* Catharsis practices have been researched to not work – Cartharsis is a therapeutic technique to relieve tension
* NYU is doing great work on disproportionality
* Schools write too many BIPs for small behaviors and far too few BIPs with the time and attention needed for big-time behaviors
* Effective RtI practice focuses on students demonstrating risk factors versus students with “deficits”
* Effective RtI ihelps differntiate between ABT (Ain’t Been Taught) skills and TIBs (Teacher Induced Behaviors)
* What Hasn’t Worked with Student Behaviors – Layering on additional staff, More attention paid to problem-behaviors (20:1 ratio of reprimand to positive statements), lopsided focus on academics
* Treatment protocol integrity is a key
* Autism rate – 1 in 100 children (males 1 in 59)
* RtI is not old wine in a new bottle
* Do not rely on consequences to shape behavior w/o a program to teach replacement behaviors

Social Networking in District 622

Today, maybe even right now, I am presenting information regarding the use of social networking (Web 2.0) in District 622 for staff, specifically administrators, departments, etc. for the purposes of connecting with those people and groups interested in staying informed about schools, programs, etc. that matter to people.
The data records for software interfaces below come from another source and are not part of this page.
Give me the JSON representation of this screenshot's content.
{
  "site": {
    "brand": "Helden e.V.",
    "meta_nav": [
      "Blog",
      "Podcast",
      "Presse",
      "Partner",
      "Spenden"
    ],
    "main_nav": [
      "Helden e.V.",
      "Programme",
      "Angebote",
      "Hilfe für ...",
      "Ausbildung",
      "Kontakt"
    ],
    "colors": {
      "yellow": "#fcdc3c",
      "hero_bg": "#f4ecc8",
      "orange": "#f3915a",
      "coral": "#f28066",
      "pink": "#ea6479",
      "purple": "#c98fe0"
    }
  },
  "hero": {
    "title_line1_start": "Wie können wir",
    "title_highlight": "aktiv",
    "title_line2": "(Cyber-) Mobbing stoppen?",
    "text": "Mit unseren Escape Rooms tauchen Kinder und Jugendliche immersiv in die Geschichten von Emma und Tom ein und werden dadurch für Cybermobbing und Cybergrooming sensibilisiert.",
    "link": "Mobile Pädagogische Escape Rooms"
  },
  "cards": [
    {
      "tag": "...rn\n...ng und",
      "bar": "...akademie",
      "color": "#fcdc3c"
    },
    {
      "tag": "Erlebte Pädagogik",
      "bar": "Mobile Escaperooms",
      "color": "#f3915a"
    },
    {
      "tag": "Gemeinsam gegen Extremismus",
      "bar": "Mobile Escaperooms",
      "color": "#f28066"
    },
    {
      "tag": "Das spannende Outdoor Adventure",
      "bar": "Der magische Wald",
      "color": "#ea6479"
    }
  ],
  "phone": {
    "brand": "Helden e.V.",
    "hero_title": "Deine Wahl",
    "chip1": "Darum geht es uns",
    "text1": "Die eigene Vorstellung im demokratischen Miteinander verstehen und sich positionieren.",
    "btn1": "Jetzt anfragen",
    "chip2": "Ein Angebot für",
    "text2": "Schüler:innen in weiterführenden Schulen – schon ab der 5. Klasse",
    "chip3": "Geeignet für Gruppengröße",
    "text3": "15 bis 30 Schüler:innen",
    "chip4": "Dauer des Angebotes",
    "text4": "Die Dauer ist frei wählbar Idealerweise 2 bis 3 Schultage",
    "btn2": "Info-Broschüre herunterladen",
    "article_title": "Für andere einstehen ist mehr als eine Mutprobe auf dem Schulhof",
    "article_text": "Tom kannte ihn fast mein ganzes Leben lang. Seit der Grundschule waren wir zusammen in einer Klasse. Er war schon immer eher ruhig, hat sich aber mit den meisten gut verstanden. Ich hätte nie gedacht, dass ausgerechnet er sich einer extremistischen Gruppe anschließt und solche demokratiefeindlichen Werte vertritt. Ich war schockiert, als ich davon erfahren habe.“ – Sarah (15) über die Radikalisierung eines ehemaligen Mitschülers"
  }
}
During the discussion, I shared, or will share, the following:

  • Schools that are currently using social networking tools like Twitter, Facebook, etc.,
  • You Tube videos on the Networked Student as well as Social Networking,
  • Possible policy, procedures, etc.
  • Suggested next steps.

Below are links to a few of the items shared:

School Use Examples


The Networked Student

Social Networking

Policy and Procedures

Next steps

  1. Grant access to social networking sites to building administrators.
  2. Use the guidelines document created by Jennifer McNeil as a starting point for “policy/procedure” creation, if deemed prudent.
  3. Consult with area districts and district legal council for guideance in moving foward on a broader scale.
  4. Create a system that allows for staff and departments to be granted “permission” to use social networking tools.
  5. Continue to research the use of social networking in schools, not only from the perspective of staff, but also students.